The Taliban have appointed a minister for the promotion of ‘virtue’ and the prevention of ‘vice’, according to the list of the newly-announced cabinet for the Islamic Emirate of Afghanistan.
The Ministry of Women’s Affairs, a body under the previous Afghan government, was not included at all. And none of the cabinet members, mostly top Taliban members, included any women, Al Arabiya reported.
When the Taliban were in power during between 1996 and 2001, they had enforced an extreme hardline interpretation of Sharia.
Women were banned from leaving their homes without a male escort, and they also had to wear burqas, covering the body from head to toe.
Under the Taliban rule, there was gender segregation in most public locations, limits on which jobs women could hold, bans were in place on listening to music and watching television, and men were on occasion forced to grow their hair and beards, the report said.
The ministry for promotion of virtue and the prevention of vice was disbanded by then President Hamid Karzai after the US invaded Afghanistan in 2001, and was replaced by the Ministry of Hajj and Religious Affairs.
After the Taliban seized control of Afghanistan on August 15 this year, they launched a charm offensive to project a moderate image to the world, promising not to retaliate against employees of foreign governments and to protect the rights of women.
Activists and local journalists, however, say the reality on the ground is quite different, with many concerning reports of home searches and arrests of the very people the Taliban said they would not retaliate against, the report added.
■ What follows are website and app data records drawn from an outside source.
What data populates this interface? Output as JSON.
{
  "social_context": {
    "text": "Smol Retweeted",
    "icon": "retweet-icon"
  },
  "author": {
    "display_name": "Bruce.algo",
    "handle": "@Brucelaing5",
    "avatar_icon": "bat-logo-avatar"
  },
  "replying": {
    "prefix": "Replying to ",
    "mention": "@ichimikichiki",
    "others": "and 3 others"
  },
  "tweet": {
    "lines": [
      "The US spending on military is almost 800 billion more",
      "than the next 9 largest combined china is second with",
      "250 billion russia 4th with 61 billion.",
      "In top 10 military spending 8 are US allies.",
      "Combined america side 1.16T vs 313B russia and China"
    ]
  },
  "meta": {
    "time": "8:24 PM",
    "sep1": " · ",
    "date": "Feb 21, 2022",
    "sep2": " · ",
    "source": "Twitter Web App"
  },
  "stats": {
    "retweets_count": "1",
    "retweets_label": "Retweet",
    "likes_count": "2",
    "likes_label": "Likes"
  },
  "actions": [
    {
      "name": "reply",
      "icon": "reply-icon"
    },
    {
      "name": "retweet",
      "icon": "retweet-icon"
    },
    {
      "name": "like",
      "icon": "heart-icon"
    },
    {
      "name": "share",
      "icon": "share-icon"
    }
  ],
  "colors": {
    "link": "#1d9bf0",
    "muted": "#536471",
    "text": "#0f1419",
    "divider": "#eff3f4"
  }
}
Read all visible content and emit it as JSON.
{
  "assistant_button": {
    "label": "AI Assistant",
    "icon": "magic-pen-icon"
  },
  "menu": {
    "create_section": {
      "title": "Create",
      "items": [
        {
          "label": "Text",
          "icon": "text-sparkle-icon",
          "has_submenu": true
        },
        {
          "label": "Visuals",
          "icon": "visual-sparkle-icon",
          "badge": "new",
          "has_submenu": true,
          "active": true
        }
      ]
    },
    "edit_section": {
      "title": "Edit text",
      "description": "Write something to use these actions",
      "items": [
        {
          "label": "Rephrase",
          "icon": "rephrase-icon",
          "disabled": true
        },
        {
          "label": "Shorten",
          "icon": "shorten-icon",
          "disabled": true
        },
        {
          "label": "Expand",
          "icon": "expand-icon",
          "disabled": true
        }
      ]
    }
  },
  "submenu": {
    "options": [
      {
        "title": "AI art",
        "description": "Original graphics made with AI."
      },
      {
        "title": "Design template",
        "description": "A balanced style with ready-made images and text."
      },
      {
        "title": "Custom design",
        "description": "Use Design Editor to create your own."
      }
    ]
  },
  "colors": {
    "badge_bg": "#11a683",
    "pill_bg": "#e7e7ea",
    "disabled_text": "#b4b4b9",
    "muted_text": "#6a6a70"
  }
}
Women activists and former female political leaders say that they expect to be treated as “second class” citizens at best.